THE RECORDS.
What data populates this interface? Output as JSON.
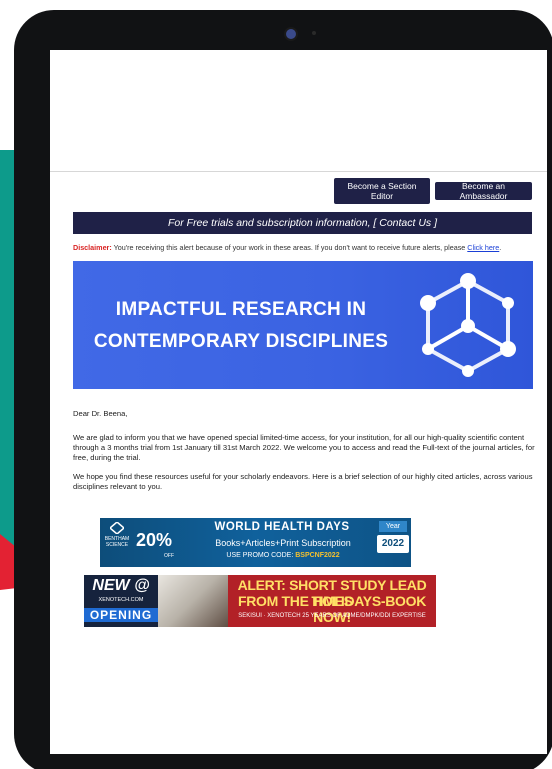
{
  "buttons": {
    "section_editor": "Become a Section Editor",
    "ambassador": "Become an Ambassador"
  },
  "trial_banner": "For Free trials and subscription information, [ Contact Us ]",
  "disclaimer": {
    "label": "Disclaimer:",
    "text": " You're receiving this alert because of your work in these areas. If you don't want to receive future alerts, please ",
    "link": "Click here",
    "end": "."
  },
  "hero": {
    "line1": "IMPACTFUL RESEARCH IN",
    "line2": "CONTEMPORARY DISCIPLINES"
  },
  "greeting": "Dear Dr. Beena,",
  "paragraphs": [
    "We are glad to inform you that we have opened special limited-time access, for your institution, for all our high-quality scientific content through a 3 months trial from 1st January till 31st March 2022. We welcome you to access and read the Full-text of the journal articles, for free, during the trial.",
    "We hope you find these resources useful for your scholarly endeavors. Here is a brief selection of our highly cited articles, across various disciplines relevant to you."
  ],
  "ad_world_health": {
    "logo": "BENTHAM SCIENCE",
    "percent": "20%",
    "off": "OFF",
    "title": "WORLD HEALTH DAYS",
    "subtitle": "Books+Articles+Print Subscription",
    "promo_label": "USE PROMO CODE: ",
    "promo_code": "BSPCNF2022",
    "year_label": "Year",
    "year": "2022"
  },
  "ad_xenotech": {
    "new": "NEW @",
    "domain": "XENOTECH.COM",
    "opening": "OPENING",
    "line1": "ALERT: SHORT STUDY LEAD TIMES",
    "line2": "FROM THE HOLIDAYS-BOOK NOW!",
    "line3": "SEKISUI · XENOTECH 25 YEARS OF ADME/DMPK/DDI EXPERTISE"
  },
  "colors": {
    "navy": "#1f2147",
    "teal": "#0d9b8b",
    "red": "#e32233",
    "hero_blue": "#3b63e2"
  }
}
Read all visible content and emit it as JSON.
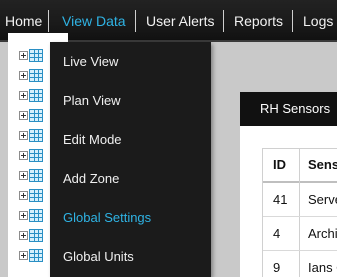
{
  "nav": {
    "items": [
      {
        "label": "Home"
      },
      {
        "label": "View Data"
      },
      {
        "label": "User Alerts"
      },
      {
        "label": "Reports"
      },
      {
        "label": "Logs"
      }
    ],
    "active_index": 1,
    "active_color": "#2fb3e4"
  },
  "dropdown": {
    "items": [
      {
        "label": "Live View"
      },
      {
        "label": "Plan View"
      },
      {
        "label": "Edit Mode"
      },
      {
        "label": "Add Zone"
      },
      {
        "label": "Global Settings"
      },
      {
        "label": "Global Units"
      }
    ],
    "hover_index": 4
  },
  "tree": {
    "rows": 11
  },
  "panel": {
    "title": "RH Sensors",
    "table": {
      "headers": [
        "ID",
        "Senso"
      ],
      "rows": [
        [
          "41",
          "Serve"
        ],
        [
          "4",
          "Archiv"
        ],
        [
          "9",
          "Ians C"
        ]
      ]
    }
  },
  "colors": {
    "navbar": "#1a1a1a",
    "accent": "#2fb3e4",
    "background": "#c9c9c9"
  }
}
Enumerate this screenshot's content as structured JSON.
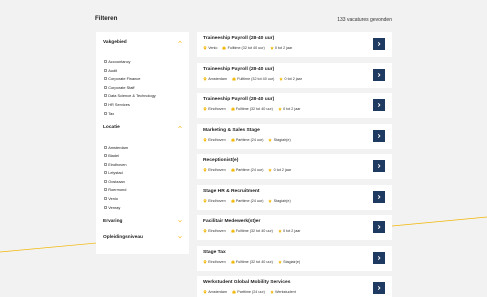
{
  "header": {
    "filters_title": "Filteren",
    "results_count": "133 vacatures gevonden"
  },
  "sidebar": {
    "sections": [
      {
        "title": "Vakgebied",
        "expanded": true,
        "options": [
          "Accountancy",
          "Audit",
          "Corporate Finance",
          "Corporate Staff",
          "Data Science & Technology",
          "HR Services",
          "Tax"
        ]
      },
      {
        "title": "Locatie",
        "expanded": true,
        "options": [
          "Amsterdam",
          "Bladel",
          "Eindhoven",
          "Lelystad",
          "Oostzaan",
          "Roermond",
          "Venlo",
          "Venray"
        ]
      },
      {
        "title": "Ervaring",
        "expanded": false,
        "options": []
      },
      {
        "title": "Opleidingsniveau",
        "expanded": false,
        "options": []
      }
    ]
  },
  "vacancies": [
    {
      "title": "Traineeship Payroll (28-40 uur)",
      "location": "Venlo",
      "hours": "Fulltime (32 tot 40 uur)",
      "experience": "0 tot 2 jaar"
    },
    {
      "title": "Traineeship Payroll (28-40 uur)",
      "location": "Amsterdam",
      "hours": "Fulltime (32 tot 40 uur)",
      "experience": "0 tot 2 jaar"
    },
    {
      "title": "Traineeship Payroll (28-40 uur)",
      "location": "Eindhoven",
      "hours": "Fulltime (32 tot 40 uur)",
      "experience": "0 tot 2 jaar"
    },
    {
      "title": "Marketing & Sales Stage",
      "location": "Eindhoven",
      "hours": "Parttime (24 uur)",
      "experience": "Stagiair(e)"
    },
    {
      "title": "Receptionist(e)",
      "location": "Eindhoven",
      "hours": "Parttime (24 uur)",
      "experience": "0 tot 2 jaar"
    },
    {
      "title": "Stage HR & Recruitment",
      "location": "Eindhoven",
      "hours": "Parttime (24 uur)",
      "experience": "Stagiair(e)"
    },
    {
      "title": "Facilitair Medewerk(st)er",
      "location": "Eindhoven",
      "hours": "Fulltime (32 tot 40 uur)",
      "experience": "0 tot 2 jaar"
    },
    {
      "title": "Stage Tax",
      "location": "Eindhoven",
      "hours": "Fulltime (32 tot 40 uur)",
      "experience": "Stagiair(e)"
    },
    {
      "title": "Werkstudent Global Mobility Services",
      "location": "Amsterdam",
      "hours": "Parttime (24 uur)",
      "experience": "Werkstudent"
    }
  ],
  "icons": {
    "location": "map-pin-icon",
    "hours": "briefcase-icon",
    "experience": "star-icon",
    "arrow": "chevron-right-icon",
    "toggle": "chevron-icon"
  },
  "colors": {
    "accent": "#f2b705",
    "button": "#1f3a60",
    "background": "#f2f2f2",
    "card": "#ffffff"
  }
}
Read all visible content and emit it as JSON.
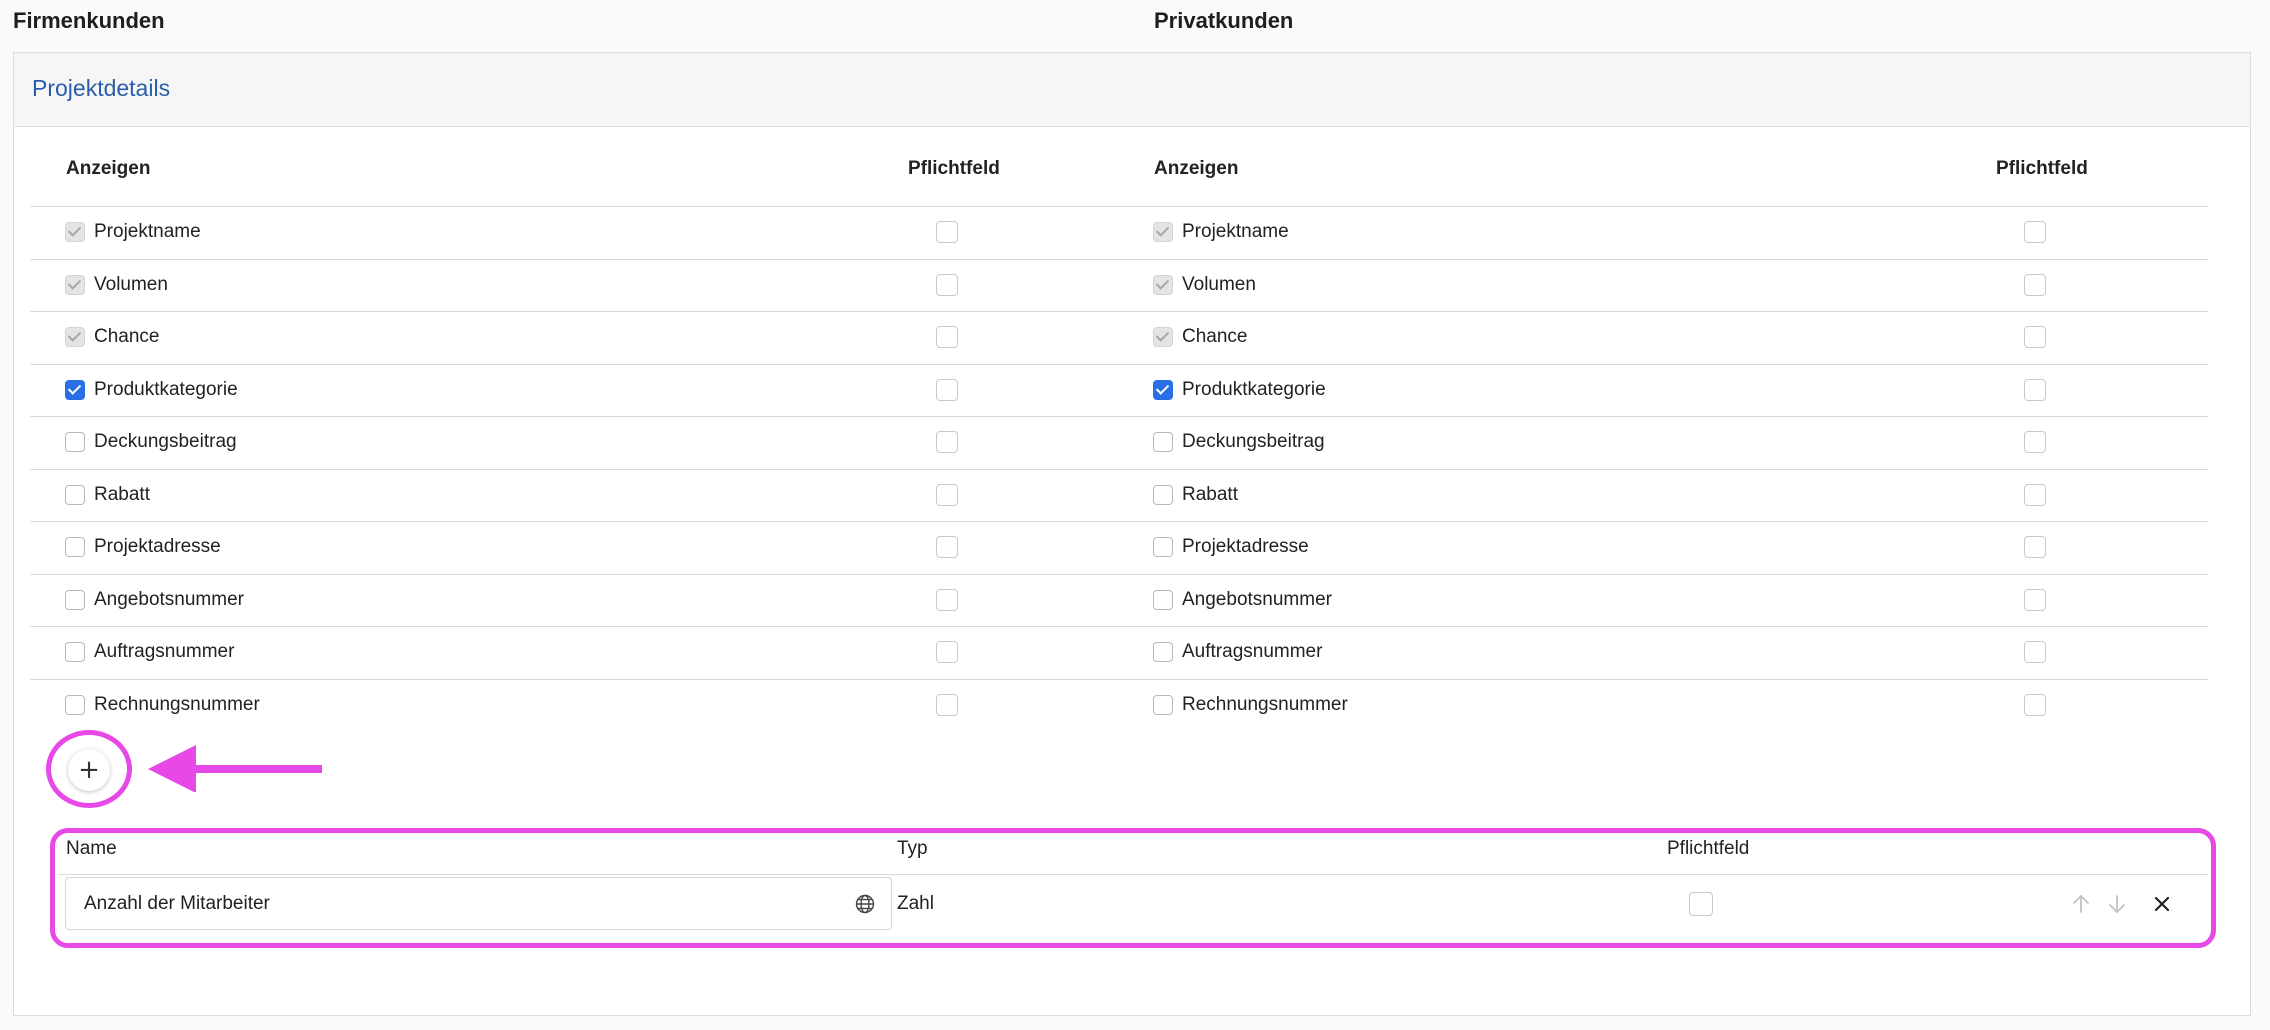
{
  "columns": {
    "business_title": "Firmenkunden",
    "private_title": "Privatkunden"
  },
  "section": {
    "title": "Projektdetails"
  },
  "table": {
    "header_show": "Anzeigen",
    "header_required": "Pflichtfeld"
  },
  "business_fields": [
    {
      "label": "Projektname",
      "show": "locked",
      "required": false
    },
    {
      "label": "Volumen",
      "show": "locked",
      "required": false
    },
    {
      "label": "Chance",
      "show": "locked",
      "required": false
    },
    {
      "label": "Produktkategorie",
      "show": "checked",
      "required": false
    },
    {
      "label": "Deckungsbeitrag",
      "show": "unchecked",
      "required": false
    },
    {
      "label": "Rabatt",
      "show": "unchecked",
      "required": false
    },
    {
      "label": "Projektadresse",
      "show": "unchecked",
      "required": false
    },
    {
      "label": "Angebotsnummer",
      "show": "unchecked",
      "required": false
    },
    {
      "label": "Auftragsnummer",
      "show": "unchecked",
      "required": false
    },
    {
      "label": "Rechnungsnummer",
      "show": "unchecked",
      "required": false
    }
  ],
  "private_fields": [
    {
      "label": "Projektname",
      "show": "locked",
      "required": false
    },
    {
      "label": "Volumen",
      "show": "locked",
      "required": false
    },
    {
      "label": "Chance",
      "show": "locked",
      "required": false
    },
    {
      "label": "Produktkategorie",
      "show": "checked",
      "required": false
    },
    {
      "label": "Deckungsbeitrag",
      "show": "unchecked",
      "required": false
    },
    {
      "label": "Rabatt",
      "show": "unchecked",
      "required": false
    },
    {
      "label": "Projektadresse",
      "show": "unchecked",
      "required": false
    },
    {
      "label": "Angebotsnummer",
      "show": "unchecked",
      "required": false
    },
    {
      "label": "Auftragsnummer",
      "show": "unchecked",
      "required": false
    },
    {
      "label": "Rechnungsnummer",
      "show": "unchecked",
      "required": false
    }
  ],
  "add_button": {
    "label": "+"
  },
  "custom_fields": {
    "header_name": "Name",
    "header_type": "Typ",
    "header_required": "Pflichtfeld",
    "rows": [
      {
        "name": "Anzahl der Mitarbeiter",
        "type": "Zahl",
        "required": false
      }
    ]
  },
  "annotation": {
    "color": "#e649e6"
  },
  "colors": {
    "accent": "#2a6ee6",
    "title": "#2a5ea8"
  }
}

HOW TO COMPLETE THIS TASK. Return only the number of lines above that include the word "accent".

EXERCISE OUTPUT. 3